__Exercise directions__
Among the entries below, how many lines contain the string "JSON"? Reply with that number alone.

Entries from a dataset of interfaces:
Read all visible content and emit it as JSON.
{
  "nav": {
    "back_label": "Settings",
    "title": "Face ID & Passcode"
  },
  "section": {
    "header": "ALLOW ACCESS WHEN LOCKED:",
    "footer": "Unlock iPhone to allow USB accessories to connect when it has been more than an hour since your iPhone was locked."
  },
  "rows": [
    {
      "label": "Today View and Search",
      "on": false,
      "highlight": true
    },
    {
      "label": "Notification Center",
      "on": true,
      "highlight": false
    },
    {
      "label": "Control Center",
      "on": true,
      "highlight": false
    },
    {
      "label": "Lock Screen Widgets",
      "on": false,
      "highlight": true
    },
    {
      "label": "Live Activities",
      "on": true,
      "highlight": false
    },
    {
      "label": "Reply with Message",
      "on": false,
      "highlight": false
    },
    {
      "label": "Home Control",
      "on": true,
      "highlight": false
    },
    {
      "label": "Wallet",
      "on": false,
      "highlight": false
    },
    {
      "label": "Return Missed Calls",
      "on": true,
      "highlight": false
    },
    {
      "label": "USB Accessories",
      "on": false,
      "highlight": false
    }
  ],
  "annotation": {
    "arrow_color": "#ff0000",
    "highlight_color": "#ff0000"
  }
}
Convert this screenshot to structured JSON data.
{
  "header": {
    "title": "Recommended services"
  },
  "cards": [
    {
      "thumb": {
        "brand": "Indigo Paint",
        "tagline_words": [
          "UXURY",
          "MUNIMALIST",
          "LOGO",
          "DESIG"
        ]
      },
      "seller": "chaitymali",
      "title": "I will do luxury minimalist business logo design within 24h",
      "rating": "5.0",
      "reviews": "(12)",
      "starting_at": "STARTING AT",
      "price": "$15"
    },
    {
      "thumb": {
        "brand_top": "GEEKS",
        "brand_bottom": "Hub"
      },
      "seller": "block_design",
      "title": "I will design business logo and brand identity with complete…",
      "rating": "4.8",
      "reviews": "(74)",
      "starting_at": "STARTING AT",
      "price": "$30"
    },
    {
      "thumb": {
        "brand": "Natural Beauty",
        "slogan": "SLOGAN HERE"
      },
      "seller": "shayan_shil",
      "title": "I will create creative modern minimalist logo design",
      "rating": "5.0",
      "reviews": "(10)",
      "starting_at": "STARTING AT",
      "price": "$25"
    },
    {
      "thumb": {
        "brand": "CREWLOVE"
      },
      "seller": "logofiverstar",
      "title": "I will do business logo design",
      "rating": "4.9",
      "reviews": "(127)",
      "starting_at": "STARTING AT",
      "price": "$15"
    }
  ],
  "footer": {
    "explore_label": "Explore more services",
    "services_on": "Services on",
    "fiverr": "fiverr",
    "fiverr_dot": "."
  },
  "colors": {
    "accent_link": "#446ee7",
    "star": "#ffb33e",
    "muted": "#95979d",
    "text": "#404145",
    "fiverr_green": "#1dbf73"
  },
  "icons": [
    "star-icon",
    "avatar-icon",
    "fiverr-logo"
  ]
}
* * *
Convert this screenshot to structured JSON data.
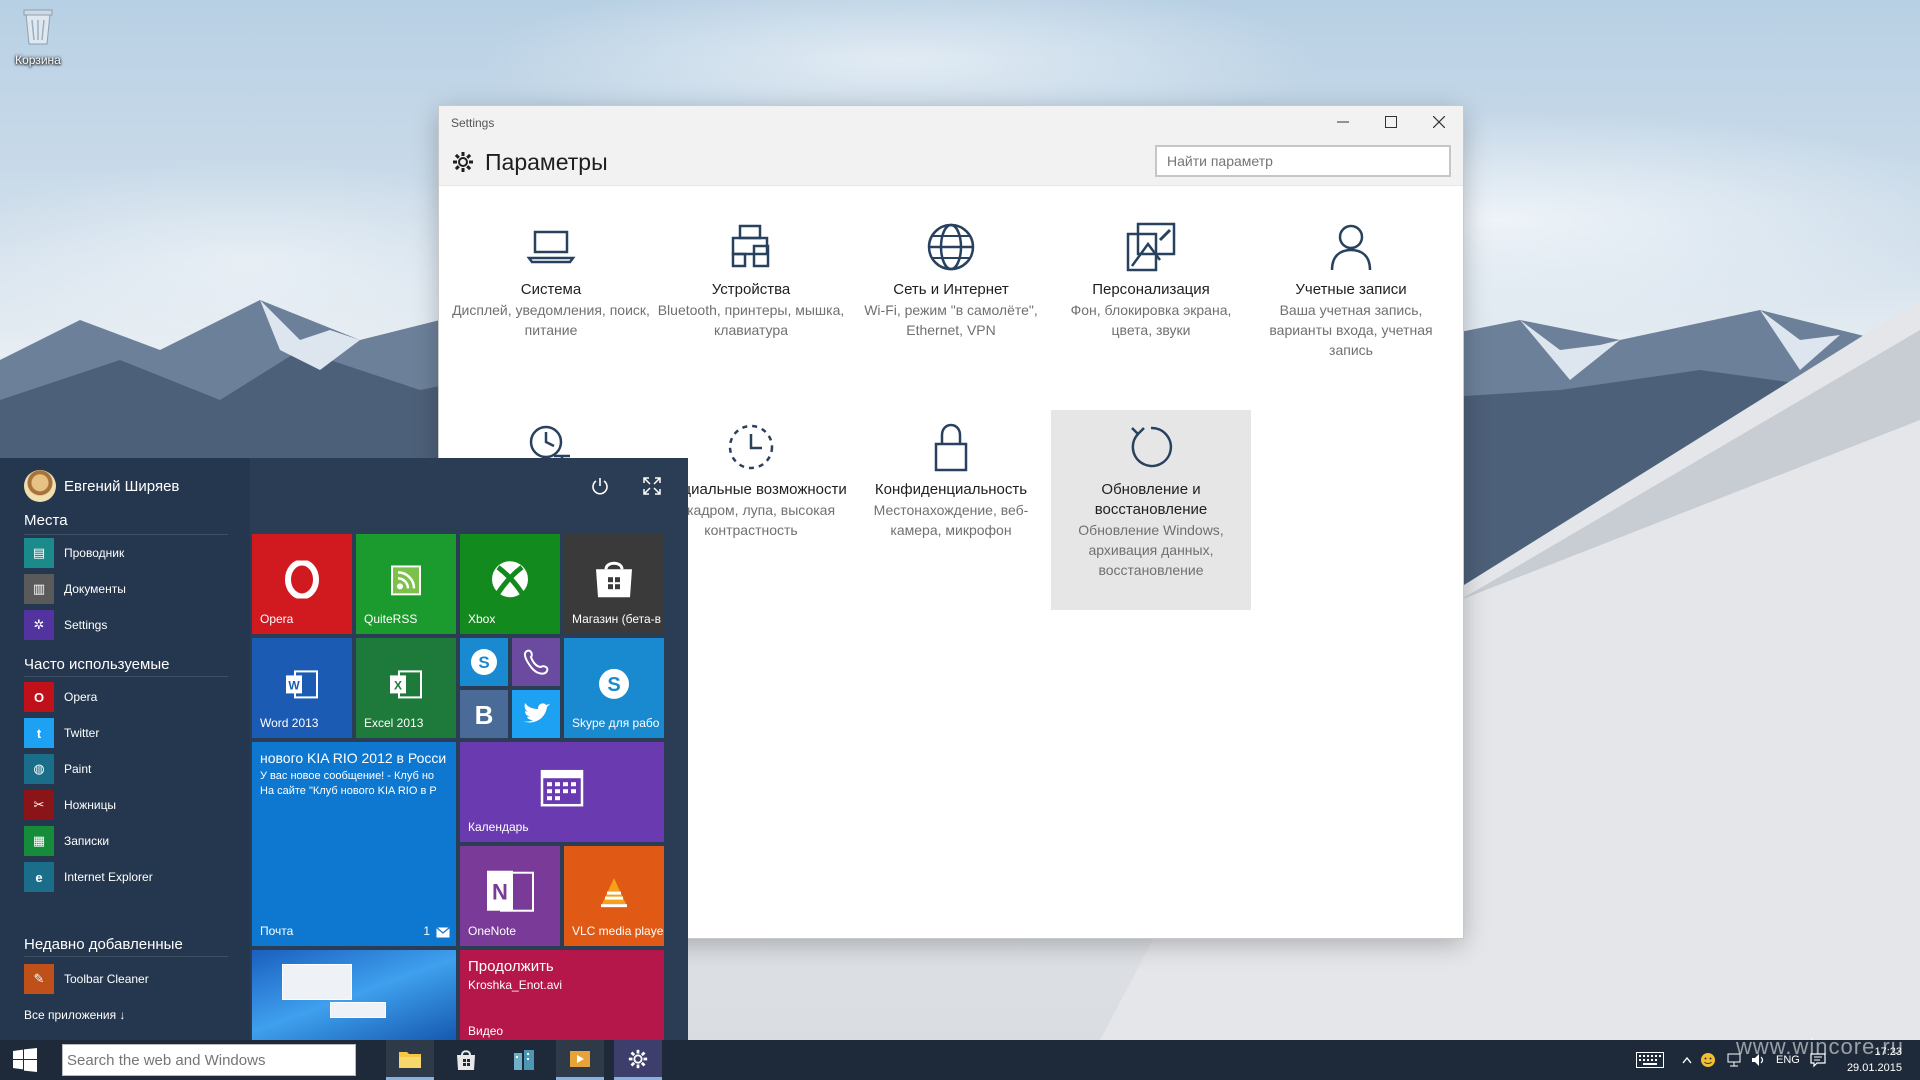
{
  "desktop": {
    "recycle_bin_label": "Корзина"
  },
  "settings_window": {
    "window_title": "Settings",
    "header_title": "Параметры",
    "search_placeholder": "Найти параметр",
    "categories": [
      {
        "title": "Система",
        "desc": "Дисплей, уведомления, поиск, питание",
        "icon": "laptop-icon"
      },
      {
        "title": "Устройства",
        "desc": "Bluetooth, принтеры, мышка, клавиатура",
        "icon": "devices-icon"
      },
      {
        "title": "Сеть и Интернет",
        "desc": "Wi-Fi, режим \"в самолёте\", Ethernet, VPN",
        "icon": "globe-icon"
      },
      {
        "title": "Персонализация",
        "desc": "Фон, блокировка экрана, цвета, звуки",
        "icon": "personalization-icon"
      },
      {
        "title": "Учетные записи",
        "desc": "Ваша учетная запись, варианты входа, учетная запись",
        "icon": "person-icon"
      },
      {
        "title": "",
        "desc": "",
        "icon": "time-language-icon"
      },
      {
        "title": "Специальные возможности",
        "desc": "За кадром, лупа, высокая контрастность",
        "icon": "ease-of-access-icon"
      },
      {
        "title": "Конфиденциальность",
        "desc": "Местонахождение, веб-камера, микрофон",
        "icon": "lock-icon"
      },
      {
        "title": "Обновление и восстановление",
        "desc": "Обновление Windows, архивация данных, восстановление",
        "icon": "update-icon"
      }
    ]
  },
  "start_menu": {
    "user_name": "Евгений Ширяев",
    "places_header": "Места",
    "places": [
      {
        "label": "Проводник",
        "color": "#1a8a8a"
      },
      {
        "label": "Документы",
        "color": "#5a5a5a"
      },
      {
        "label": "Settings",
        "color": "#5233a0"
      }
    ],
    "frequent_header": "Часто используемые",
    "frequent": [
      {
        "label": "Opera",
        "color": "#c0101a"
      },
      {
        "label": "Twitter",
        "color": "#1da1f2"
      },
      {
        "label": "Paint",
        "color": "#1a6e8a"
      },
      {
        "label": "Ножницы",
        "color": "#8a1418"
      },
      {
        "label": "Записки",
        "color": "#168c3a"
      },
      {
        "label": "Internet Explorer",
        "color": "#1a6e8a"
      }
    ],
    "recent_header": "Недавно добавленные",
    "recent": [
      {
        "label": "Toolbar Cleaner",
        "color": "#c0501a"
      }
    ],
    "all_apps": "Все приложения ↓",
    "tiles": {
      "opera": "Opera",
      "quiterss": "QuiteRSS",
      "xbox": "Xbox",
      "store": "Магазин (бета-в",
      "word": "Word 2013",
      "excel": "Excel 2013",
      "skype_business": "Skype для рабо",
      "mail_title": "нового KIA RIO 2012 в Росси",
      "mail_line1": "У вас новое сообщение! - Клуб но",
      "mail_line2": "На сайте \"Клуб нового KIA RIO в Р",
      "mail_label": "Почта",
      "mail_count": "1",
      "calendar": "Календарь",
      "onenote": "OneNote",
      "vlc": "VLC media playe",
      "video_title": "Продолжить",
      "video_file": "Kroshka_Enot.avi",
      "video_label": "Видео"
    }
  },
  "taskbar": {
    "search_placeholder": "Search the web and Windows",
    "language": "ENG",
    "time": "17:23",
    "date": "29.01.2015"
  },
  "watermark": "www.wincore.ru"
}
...
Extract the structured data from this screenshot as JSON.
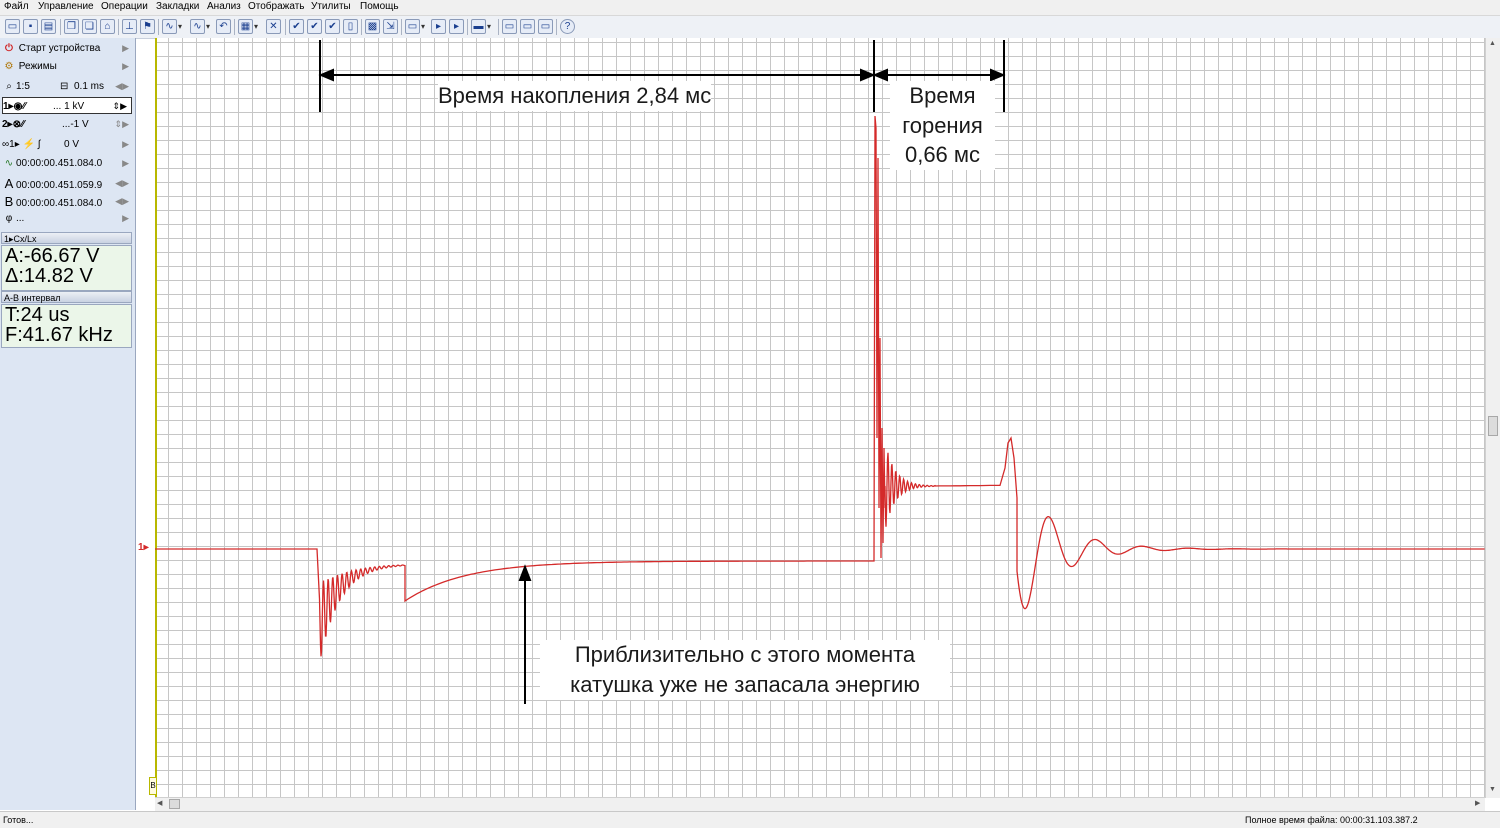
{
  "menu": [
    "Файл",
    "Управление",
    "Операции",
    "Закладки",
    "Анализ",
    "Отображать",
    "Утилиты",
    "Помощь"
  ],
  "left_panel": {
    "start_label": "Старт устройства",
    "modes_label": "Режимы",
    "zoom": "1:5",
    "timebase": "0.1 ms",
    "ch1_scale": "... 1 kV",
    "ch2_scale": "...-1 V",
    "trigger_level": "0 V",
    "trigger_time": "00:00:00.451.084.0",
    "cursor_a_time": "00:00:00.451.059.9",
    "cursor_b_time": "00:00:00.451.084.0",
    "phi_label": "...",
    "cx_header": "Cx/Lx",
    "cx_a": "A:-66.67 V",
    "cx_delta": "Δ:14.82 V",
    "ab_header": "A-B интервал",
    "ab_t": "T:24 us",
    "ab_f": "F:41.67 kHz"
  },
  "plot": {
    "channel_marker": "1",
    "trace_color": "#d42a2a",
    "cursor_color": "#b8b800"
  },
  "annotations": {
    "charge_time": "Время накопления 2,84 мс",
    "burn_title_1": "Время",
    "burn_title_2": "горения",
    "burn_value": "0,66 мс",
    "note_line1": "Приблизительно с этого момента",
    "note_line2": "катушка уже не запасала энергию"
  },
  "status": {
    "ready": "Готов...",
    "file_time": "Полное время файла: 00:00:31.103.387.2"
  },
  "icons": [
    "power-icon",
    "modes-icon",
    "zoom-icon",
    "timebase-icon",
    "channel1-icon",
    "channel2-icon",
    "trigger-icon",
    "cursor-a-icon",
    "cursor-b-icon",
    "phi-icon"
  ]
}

__Task answer__
4